Ringworld
by Larry Niven

My education in the greats of science fiction continues at the behest of Tim. In this case we’d been having a conversation about hard SF, which is not something I’ve dipped into much, and I’m beginning to think that’s for the best.

It’s not that I struggled to grasp the science concepts, as I did with, say, Asimov’s The Gods Themselves. But this book had so much going on with so many different strands of ideas coming together (or not) in relatively few pages that there wasn’t really room left for those little details and little moments that develop characters and relationships between them.

The story begins with the 200th birthday of (human) Louis Wu. While celebrating his birthday in a fun, innovative manner, he is intercepted by an alien who is putting together a space voyage and wants Louis to be part of it. Louis is eternally restless (and has been taking youth drugs for most of his life so his age is not an issue, in fact his experience is vital) and the alien makes the offer very attractive with the promise of new technology for humankind.

The full crew of four are the first alien, Nessus, of the puppeteers, another alien, Speaker To Animals, of the kzin, Louis and another human, 20-year-old Teela Brown. Louis is puzzled by this last selection as Teela not only has no relevant experience but she also shows no initial curiosity for travel. But Nessus has his reasons. The puppeteers are a highly advanced, apparently cowardly species. The kzin are fearsome, aggressive creatures who have fought (and lost) a war with humankind and are now gradually learning to live peaceably as neighbours.

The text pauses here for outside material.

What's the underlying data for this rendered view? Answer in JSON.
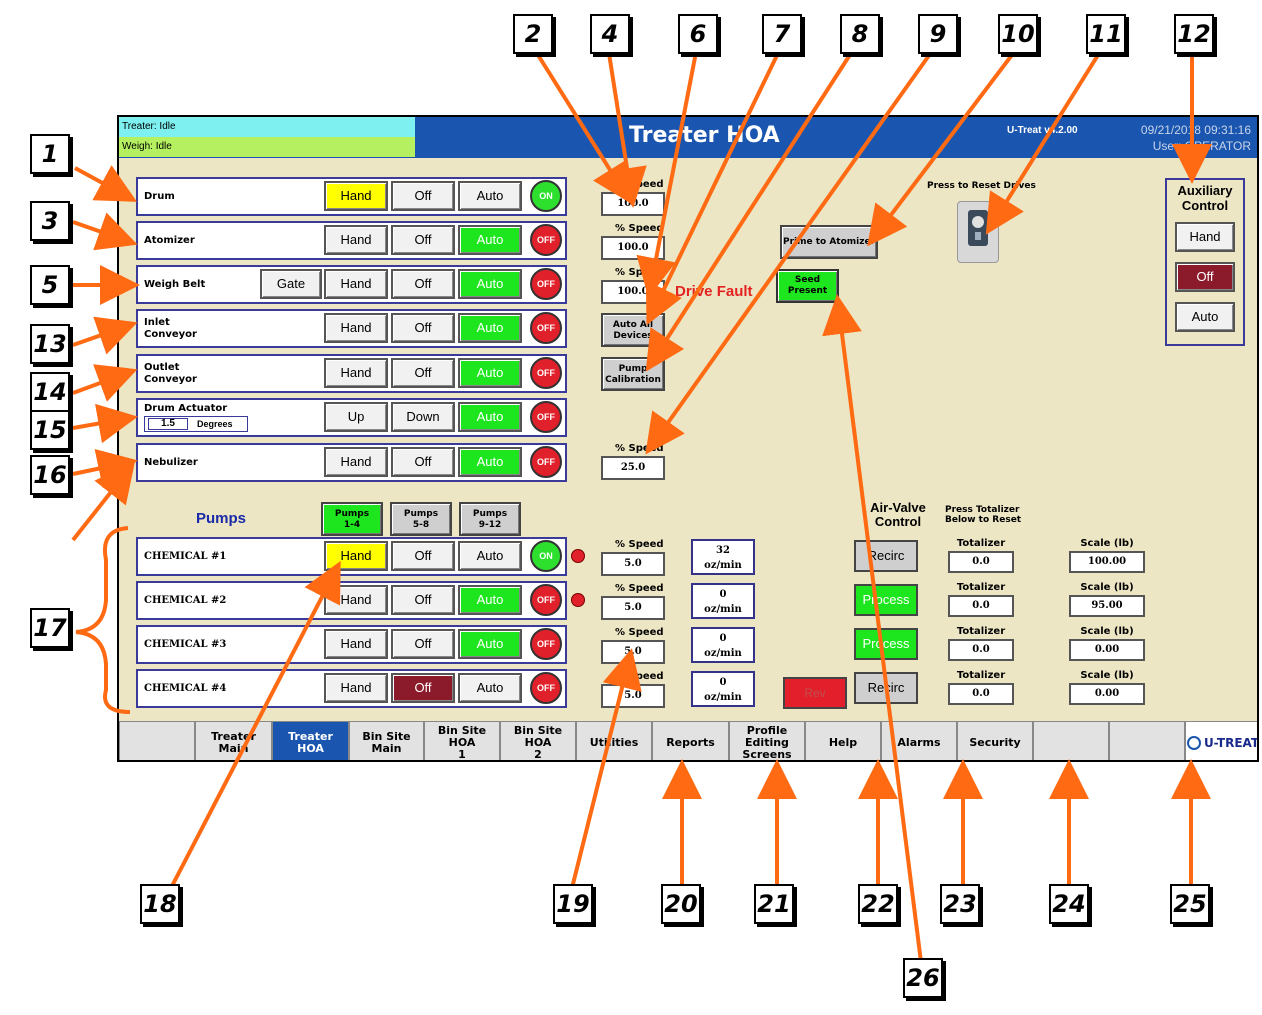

So much thought has gone into every detail of this book. Niven has chosen to have these aliens not be humanoid in appearance, but to share enough of humans’ basic needs (air, water, etc) to be able to exist in the same atmospheric conditions. Each species has its general characteristics, but the individuals in the story have their own quirks and exceptions. There’s a sense of fun and humour running through it all that prevents the huge ideas from feeling too serious or unwieldy.

“Louis Wu the man ached. If his body didn’t begin adjusting soon, his joints would freeze him in sitting position and he’d never move again. Furthermore, his food bricks were beginning to taste like—bricks…But Louis Wu the tourist was being royally entertained.”

The object of the mission is to investigate something the puppeteers have seen in far-off space, the Ringworld of the title. There is a lot of discussion in the early part of the book about population growth and running out of space, so it comes as no surprise that the Ringworld is a massive engineered world, essentially choosing the perfect distance from the right kind of sun and making a planet in a ring all around that orbit. It is unfathomably huge and Niven puts in some really good descriptions of the crew trying to get their heads around its size, and mostly failing.

“The Ringworld was obtrusively an artifact, a made thing. You couldn’t forget it, not for an instant; for the handle rose overhead, huge and blue and checkered, from beyond the edge of infinity. Small wonder Nessus had been unable to face it. He was too afraid—and too realistic.”

But this isn’t just a story about four people in space and giant ideas. It’s also an adventure story, a study of how strangers cope when thrown together for a long time, with arguments both petty and genuine threatening their survival as much as circumstances do. And there’s a lot more SF ideas thrown into the mix that I can’t discuss here because they come up later in the novel, sometimes in interesting plot twists that turn everything up to that point on its head.

So it’s a great novel for discussion and I can see why people revere it and refer back to it. But there were some things that annoyed me. Louis seems to be only interested in women for sex. When there is a suggestion that one of the aliens has a mate of the same gender, Louis is startled by it. I would hope a 200-year-old was not so easily shocked as that! And although Teela is in no way an insignificant character, or helpless, she is as much an idea as a person. She’s a bit one-note and, while she does develop through the novel, it’s the idea that’s being developed, not her personality.

I’m sure the ideas will stay with me but the language…not so much.

First published 1970 by Ballantine Books.
Winner of the Hugo, Locus, Ditmar and Nebula awards.